Task instructions: I'd like the data beneath this line reproduced exactly, without any of its images.

━━━ Record extracts ━━━

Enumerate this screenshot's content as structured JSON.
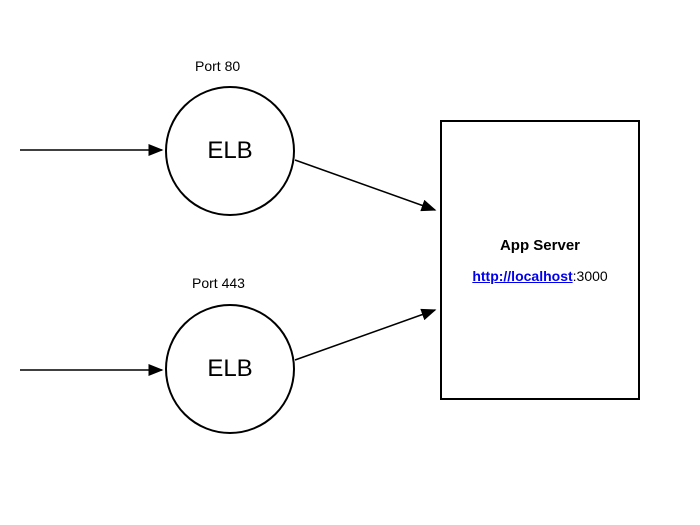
{
  "labels": {
    "port80": "Port 80",
    "port443": "Port 443",
    "elb1": "ELB",
    "elb2": "ELB"
  },
  "server": {
    "title": "App Server",
    "url_link": "http://localhost",
    "url_port": ":3000"
  }
}
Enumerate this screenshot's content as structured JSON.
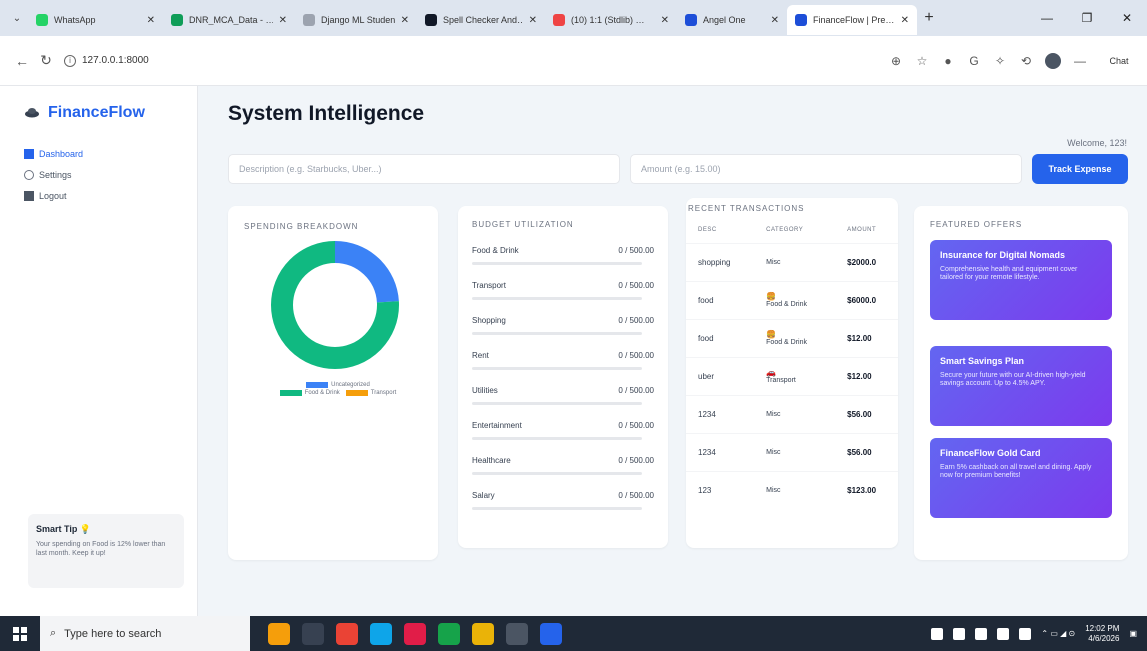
{
  "browser": {
    "tabs": [
      {
        "title": "WhatsApp",
        "color": "#25d366",
        "active": false
      },
      {
        "title": "DNR_MCA_Data - …",
        "color": "#0f9d58",
        "active": false
      },
      {
        "title": "Django ML Studen…",
        "color": "#9ca3af",
        "active": false
      },
      {
        "title": "Spell Checker And…",
        "color": "#111827",
        "active": false
      },
      {
        "title": "(10) 1:1 (Stdlib) …",
        "color": "#ef4444",
        "active": false
      },
      {
        "title": "Angel One",
        "color": "#1d4ed8",
        "active": false
      },
      {
        "title": "FinanceFlow | Pre…",
        "color": "#1d4ed8",
        "active": true
      }
    ],
    "url": "127.0.0.1:8000",
    "chat_label": "Chat"
  },
  "sidebar": {
    "brand": "FinanceFlow",
    "menu": [
      {
        "label": "Dashboard",
        "icon": "dashboard-icon",
        "active": true
      },
      {
        "label": "Settings",
        "icon": "gear-icon",
        "active": false
      },
      {
        "label": "Logout",
        "icon": "logout-icon",
        "active": false
      }
    ],
    "tip": {
      "title": "Smart Tip 💡",
      "body": "Your spending on Food is 12% lower than last month. Keep it up!"
    }
  },
  "header": {
    "title": "System Intelligence",
    "welcome": "Welcome, 123!"
  },
  "form": {
    "description_placeholder": "Description (e.g. Starbucks, Uber...)",
    "amount_placeholder": "Amount (e.g. 15.00)",
    "track_button": "Track Expense"
  },
  "spending": {
    "heading": "SPENDING BREAKDOWN",
    "chart_data": {
      "type": "pie",
      "categories": [
        "Uncategorized",
        "Food & Drink",
        "Transport"
      ],
      "values": [
        0.24,
        0.76,
        0.0
      ],
      "colors": [
        "#3b82f6",
        "#10b981",
        "#f59e0b"
      ]
    },
    "legend": [
      {
        "label": "Uncategorized",
        "color": "#3b82f6"
      },
      {
        "label": "Food & Drink",
        "color": "#10b981"
      },
      {
        "label": "Transport",
        "color": "#f59e0b"
      }
    ]
  },
  "budget": {
    "heading": "BUDGET UTILIZATION",
    "rows": [
      {
        "label": "Food & Drink",
        "value": "0 / 500.00"
      },
      {
        "label": "Transport",
        "value": "0 / 500.00"
      },
      {
        "label": "Shopping",
        "value": "0 / 500.00"
      },
      {
        "label": "Rent",
        "value": "0 / 500.00"
      },
      {
        "label": "Utilities",
        "value": "0 / 500.00"
      },
      {
        "label": "Entertainment",
        "value": "0 / 500.00"
      },
      {
        "label": "Healthcare",
        "value": "0 / 500.00"
      },
      {
        "label": "Salary",
        "value": "0 / 500.00"
      }
    ]
  },
  "recent": {
    "heading": "RECENT TRANSACTIONS",
    "columns": [
      "DESC",
      "CATEGORY",
      "AMOUNT"
    ],
    "rows": [
      {
        "desc": "shopping",
        "category": "Misc",
        "icon": "",
        "amount": "$2000.0"
      },
      {
        "desc": "food",
        "category": "Food & Drink",
        "icon": "🍔",
        "amount": "$6000.0"
      },
      {
        "desc": "food",
        "category": "Food & Drink",
        "icon": "🍔",
        "amount": "$12.00"
      },
      {
        "desc": "uber",
        "category": "Transport",
        "icon": "🚗",
        "amount": "$12.00"
      },
      {
        "desc": "1234",
        "category": "Misc",
        "icon": "",
        "amount": "$56.00"
      },
      {
        "desc": "1234",
        "category": "Misc",
        "icon": "",
        "amount": "$56.00"
      },
      {
        "desc": "123",
        "category": "Misc",
        "icon": "",
        "amount": "$123.00"
      }
    ]
  },
  "offers": {
    "heading": "FEATURED OFFERS",
    "items": [
      {
        "title": "Insurance for Digital Nomads",
        "body": "Comprehensive health and equipment cover tailored for your remote lifestyle."
      },
      {
        "title": "Smart Savings Plan",
        "body": "Secure your future with our AI-driven high-yield savings account. Up to 4.5% APY."
      },
      {
        "title": "FinanceFlow Gold Card",
        "body": "Earn 5% cashback on all travel and dining. Apply now for premium benefits!"
      }
    ]
  },
  "taskbar": {
    "search_placeholder": "Type here to search",
    "time": "12:02 PM",
    "date": "4/6/2026"
  }
}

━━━

Task output:
Enumerate this screenshot's content as structured JSON.
{
  "labels": {
    "port80": "Port 80",
    "port443": "Port 443",
    "elb1": "ELB",
    "elb2": "ELB"
  },
  "server": {
    "title": "App Server",
    "url_link": "http://localhost",
    "url_port": ":3000"
  }
}
Enumerate this screenshot's content as structured JSON.
{
  "browser": {
    "tabs": [
      {
        "title": "WhatsApp",
        "color": "#25d366",
        "active": false
      },
      {
        "title": "DNR_MCA_Data - …",
        "color": "#0f9d58",
        "active": false
      },
      {
        "title": "Django ML Studen…",
        "color": "#9ca3af",
        "active": false
      },
      {
        "title": "Spell Checker And…",
        "color": "#111827",
        "active": false
      },
      {
        "title": "(10) 1:1 (Stdlib) …",
        "color": "#ef4444",
        "active": false
      },
      {
        "title": "Angel One",
        "color": "#1d4ed8",
        "active": false
      },
      {
        "title": "FinanceFlow | Pre…",
        "color": "#1d4ed8",
        "active": true
      }
    ],
    "url": "127.0.0.1:8000",
    "chat_label": "Chat"
  },
  "sidebar": {
    "brand": "FinanceFlow",
    "menu": [
      {
        "label": "Dashboard",
        "icon": "dashboard-icon",
        "active": true
      },
      {
        "label": "Settings",
        "icon": "gear-icon",
        "active": false
      },
      {
        "label": "Logout",
        "icon": "logout-icon",
        "active": false
      }
    ],
    "tip": {
      "title": "Smart Tip 💡",
      "body": "Your spending on Food is 12% lower than last month. Keep it up!"
    }
  },
  "header": {
    "title": "System Intelligence",
    "welcome": "Welcome, 123!"
  },
  "form": {
    "description_placeholder": "Description (e.g. Starbucks, Uber...)",
    "amount_placeholder": "Amount (e.g. 15.00)",
    "track_button": "Track Expense"
  },
  "spending": {
    "heading": "SPENDING BREAKDOWN",
    "chart_data": {
      "type": "pie",
      "categories": [
        "Uncategorized",
        "Food & Drink",
        "Transport"
      ],
      "values": [
        0.24,
        0.76,
        0.0
      ],
      "colors": [
        "#3b82f6",
        "#10b981",
        "#f59e0b"
      ]
    },
    "legend": [
      {
        "label": "Uncategorized",
        "color": "#3b82f6"
      },
      {
        "label": "Food & Drink",
        "color": "#10b981"
      },
      {
        "label": "Transport",
        "color": "#f59e0b"
      }
    ]
  },
  "budget": {
    "heading": "BUDGET UTILIZATION",
    "rows": [
      {
        "label": "Food & Drink",
        "value": "0 / 500.00"
      },
      {
        "label": "Transport",
        "value": "0 / 500.00"
      },
      {
        "label": "Shopping",
        "value": "0 / 500.00"
      },
      {
        "label": "Rent",
        "value": "0 / 500.00"
      },
      {
        "label": "Utilities",
        "value": "0 / 500.00"
      },
      {
        "label": "Entertainment",
        "value": "0 / 500.00"
      },
      {
        "label": "Healthcare",
        "value": "0 / 500.00"
      },
      {
        "label": "Salary",
        "value": "0 / 500.00"
      }
    ]
  },
  "recent": {
    "heading": "RECENT TRANSACTIONS",
    "columns": [
      "DESC",
      "CATEGORY",
      "AMOUNT"
    ],
    "rows": [
      {
        "desc": "shopping",
        "category": "Misc",
        "icon": "",
        "amount": "$2000.0"
      },
      {
        "desc": "food",
        "category": "Food & Drink",
        "icon": "🍔",
        "amount": "$6000.0"
      },
      {
        "desc": "food",
        "category": "Food & Drink",
        "icon": "🍔",
        "amount": "$12.00"
      },
      {
        "desc": "uber",
        "category": "Transport",
        "icon": "🚗",
        "amount": "$12.00"
      },
      {
        "desc": "1234",
        "category": "Misc",
        "icon": "",
        "amount": "$56.00"
      },
      {
        "desc": "1234",
        "category": "Misc",
        "icon": "",
        "amount": "$56.00"
      },
      {
        "desc": "123",
        "category": "Misc",
        "icon": "",
        "amount": "$123.00"
      }
    ]
  },
  "offers": {
    "heading": "FEATURED OFFERS",
    "items": [
      {
        "title": "Insurance for Digital Nomads",
        "body": "Comprehensive health and equipment cover tailored for your remote lifestyle."
      },
      {
        "title": "Smart Savings Plan",
        "body": "Secure your future with our AI-driven high-yield savings account. Up to 4.5% APY."
      },
      {
        "title": "FinanceFlow Gold Card",
        "body": "Earn 5% cashback on all travel and dining. Apply now for premium benefits!"
      }
    ]
  },
  "taskbar": {
    "search_placeholder": "Type here to search",
    "time": "12:02 PM",
    "date": "4/6/2026"
  }
}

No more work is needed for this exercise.